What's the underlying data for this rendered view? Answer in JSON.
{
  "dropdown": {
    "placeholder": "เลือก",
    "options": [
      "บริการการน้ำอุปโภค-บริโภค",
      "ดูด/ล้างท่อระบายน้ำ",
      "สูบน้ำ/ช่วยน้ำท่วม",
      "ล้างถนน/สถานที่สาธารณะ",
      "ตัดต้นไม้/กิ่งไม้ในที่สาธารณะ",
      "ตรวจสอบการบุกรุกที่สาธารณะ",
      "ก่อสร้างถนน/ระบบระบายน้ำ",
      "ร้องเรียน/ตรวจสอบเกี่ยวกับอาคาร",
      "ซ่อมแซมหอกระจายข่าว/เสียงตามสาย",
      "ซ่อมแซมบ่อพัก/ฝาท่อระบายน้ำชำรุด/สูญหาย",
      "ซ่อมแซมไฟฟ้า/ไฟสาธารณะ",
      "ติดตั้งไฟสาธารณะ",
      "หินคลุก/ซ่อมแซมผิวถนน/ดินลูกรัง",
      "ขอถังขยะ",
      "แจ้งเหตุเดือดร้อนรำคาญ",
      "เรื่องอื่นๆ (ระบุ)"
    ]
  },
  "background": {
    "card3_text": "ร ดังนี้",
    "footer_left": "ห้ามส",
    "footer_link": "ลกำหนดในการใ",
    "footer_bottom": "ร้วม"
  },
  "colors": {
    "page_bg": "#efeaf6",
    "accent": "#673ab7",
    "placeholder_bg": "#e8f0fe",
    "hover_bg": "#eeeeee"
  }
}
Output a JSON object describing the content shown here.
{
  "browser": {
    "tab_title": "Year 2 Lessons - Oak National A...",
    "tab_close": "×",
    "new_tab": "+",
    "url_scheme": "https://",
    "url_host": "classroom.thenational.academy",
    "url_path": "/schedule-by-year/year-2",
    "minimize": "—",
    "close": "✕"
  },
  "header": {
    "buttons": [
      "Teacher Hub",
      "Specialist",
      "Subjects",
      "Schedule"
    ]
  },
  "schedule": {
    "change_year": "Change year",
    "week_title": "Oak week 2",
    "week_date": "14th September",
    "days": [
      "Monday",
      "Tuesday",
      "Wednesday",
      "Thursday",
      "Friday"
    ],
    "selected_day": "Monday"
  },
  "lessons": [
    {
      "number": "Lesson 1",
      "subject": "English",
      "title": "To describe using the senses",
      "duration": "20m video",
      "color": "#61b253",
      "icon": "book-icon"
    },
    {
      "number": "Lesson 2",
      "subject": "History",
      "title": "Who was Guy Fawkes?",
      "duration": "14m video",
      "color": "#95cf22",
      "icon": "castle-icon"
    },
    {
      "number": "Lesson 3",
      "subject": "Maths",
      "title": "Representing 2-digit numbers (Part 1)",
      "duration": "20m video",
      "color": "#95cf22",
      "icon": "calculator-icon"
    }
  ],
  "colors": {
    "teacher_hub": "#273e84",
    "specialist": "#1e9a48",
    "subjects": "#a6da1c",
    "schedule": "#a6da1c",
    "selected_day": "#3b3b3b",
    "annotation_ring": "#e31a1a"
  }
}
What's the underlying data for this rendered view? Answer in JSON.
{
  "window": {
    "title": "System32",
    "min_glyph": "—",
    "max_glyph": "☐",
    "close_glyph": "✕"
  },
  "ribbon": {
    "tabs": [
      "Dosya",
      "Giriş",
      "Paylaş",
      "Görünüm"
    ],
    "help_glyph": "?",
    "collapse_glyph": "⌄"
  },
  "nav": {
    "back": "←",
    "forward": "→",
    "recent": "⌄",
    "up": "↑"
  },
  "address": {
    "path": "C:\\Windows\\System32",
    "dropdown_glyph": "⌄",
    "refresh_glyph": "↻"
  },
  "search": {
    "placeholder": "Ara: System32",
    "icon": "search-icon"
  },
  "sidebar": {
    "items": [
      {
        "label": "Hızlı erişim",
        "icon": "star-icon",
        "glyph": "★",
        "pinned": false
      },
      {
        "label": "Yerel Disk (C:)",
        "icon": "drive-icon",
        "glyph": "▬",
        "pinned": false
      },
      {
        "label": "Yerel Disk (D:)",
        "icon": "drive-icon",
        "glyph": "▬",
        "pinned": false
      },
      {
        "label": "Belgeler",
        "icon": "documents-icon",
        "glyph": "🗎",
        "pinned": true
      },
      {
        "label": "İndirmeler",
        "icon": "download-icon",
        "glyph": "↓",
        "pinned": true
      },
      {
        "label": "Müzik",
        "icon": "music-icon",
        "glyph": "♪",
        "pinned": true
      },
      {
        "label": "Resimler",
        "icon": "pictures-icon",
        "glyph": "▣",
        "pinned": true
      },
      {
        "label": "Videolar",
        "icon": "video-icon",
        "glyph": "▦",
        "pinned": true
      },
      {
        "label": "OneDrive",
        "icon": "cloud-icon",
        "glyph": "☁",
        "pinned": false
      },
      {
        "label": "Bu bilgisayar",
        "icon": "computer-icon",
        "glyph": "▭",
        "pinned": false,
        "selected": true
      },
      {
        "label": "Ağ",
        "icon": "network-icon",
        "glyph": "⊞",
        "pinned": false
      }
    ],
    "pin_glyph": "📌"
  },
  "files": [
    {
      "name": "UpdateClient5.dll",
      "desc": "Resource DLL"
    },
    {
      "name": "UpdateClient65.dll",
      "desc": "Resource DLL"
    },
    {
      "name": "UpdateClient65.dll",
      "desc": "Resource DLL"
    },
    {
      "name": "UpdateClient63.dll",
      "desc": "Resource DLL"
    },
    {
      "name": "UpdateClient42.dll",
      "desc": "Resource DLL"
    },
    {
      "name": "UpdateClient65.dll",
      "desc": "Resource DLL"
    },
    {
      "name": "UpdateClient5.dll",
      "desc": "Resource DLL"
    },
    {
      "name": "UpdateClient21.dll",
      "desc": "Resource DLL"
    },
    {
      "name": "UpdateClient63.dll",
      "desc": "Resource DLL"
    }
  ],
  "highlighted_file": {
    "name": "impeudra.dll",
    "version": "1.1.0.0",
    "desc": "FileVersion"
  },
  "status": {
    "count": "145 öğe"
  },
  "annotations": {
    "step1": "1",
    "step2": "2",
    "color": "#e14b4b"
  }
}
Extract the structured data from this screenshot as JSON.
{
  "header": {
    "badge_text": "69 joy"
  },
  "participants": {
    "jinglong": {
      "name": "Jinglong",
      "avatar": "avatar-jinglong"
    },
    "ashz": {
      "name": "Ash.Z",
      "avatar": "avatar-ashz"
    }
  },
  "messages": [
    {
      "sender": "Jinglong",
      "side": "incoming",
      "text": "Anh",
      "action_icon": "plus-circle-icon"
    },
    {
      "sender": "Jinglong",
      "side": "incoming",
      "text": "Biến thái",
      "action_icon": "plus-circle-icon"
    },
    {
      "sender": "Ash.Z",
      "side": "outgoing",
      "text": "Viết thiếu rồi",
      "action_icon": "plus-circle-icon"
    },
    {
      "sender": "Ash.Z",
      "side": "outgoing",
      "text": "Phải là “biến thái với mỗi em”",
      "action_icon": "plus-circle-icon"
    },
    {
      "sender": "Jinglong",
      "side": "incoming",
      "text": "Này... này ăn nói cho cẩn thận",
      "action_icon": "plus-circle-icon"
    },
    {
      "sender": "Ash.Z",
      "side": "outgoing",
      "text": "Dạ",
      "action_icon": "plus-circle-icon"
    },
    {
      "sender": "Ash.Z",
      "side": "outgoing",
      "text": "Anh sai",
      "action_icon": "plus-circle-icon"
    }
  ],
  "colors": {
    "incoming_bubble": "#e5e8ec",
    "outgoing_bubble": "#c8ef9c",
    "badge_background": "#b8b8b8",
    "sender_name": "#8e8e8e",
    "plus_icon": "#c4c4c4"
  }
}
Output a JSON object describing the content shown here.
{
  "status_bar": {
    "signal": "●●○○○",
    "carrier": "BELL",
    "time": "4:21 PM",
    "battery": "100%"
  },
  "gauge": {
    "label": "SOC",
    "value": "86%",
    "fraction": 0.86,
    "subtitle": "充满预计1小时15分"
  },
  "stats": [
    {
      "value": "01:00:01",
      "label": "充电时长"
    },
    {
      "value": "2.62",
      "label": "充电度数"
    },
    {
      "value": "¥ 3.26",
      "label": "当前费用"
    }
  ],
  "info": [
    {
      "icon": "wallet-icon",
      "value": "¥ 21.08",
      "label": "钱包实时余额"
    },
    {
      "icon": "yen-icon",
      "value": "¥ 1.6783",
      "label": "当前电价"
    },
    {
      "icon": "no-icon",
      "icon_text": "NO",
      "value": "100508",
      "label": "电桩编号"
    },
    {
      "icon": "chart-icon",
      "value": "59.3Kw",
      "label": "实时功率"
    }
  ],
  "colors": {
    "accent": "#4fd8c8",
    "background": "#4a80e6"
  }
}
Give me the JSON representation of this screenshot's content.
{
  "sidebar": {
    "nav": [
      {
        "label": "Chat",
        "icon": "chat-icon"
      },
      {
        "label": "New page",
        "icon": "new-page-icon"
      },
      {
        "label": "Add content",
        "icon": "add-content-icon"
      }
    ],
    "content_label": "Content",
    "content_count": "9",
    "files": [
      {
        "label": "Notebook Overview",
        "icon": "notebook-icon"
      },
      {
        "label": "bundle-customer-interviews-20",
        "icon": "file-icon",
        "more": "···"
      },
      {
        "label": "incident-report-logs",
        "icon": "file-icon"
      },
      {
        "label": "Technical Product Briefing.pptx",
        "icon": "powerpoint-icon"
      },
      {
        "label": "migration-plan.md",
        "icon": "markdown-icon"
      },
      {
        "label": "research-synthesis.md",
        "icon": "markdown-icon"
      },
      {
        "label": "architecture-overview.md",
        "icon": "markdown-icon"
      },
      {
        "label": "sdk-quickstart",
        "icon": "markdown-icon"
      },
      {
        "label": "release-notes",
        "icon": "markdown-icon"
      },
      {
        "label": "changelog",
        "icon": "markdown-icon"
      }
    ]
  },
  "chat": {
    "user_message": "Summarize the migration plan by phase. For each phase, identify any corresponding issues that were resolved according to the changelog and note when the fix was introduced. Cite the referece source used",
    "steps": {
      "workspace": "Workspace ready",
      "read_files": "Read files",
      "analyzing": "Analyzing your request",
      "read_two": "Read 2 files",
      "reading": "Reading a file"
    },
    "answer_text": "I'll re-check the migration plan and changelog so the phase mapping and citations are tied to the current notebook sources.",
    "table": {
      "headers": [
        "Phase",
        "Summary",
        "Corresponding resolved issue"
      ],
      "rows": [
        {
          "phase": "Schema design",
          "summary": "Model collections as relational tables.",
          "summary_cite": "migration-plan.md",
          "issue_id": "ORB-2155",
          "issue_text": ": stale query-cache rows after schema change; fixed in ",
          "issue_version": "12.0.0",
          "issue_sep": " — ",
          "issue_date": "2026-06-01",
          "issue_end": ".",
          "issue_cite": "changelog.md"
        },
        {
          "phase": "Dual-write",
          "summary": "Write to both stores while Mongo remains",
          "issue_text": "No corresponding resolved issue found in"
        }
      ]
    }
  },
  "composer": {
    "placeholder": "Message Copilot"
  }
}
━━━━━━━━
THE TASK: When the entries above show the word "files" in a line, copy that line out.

PROBLEM SOLUTION:
  "files": [
    "files": [
      "read_files": "Read files",
      "read_two": "Read 2 files",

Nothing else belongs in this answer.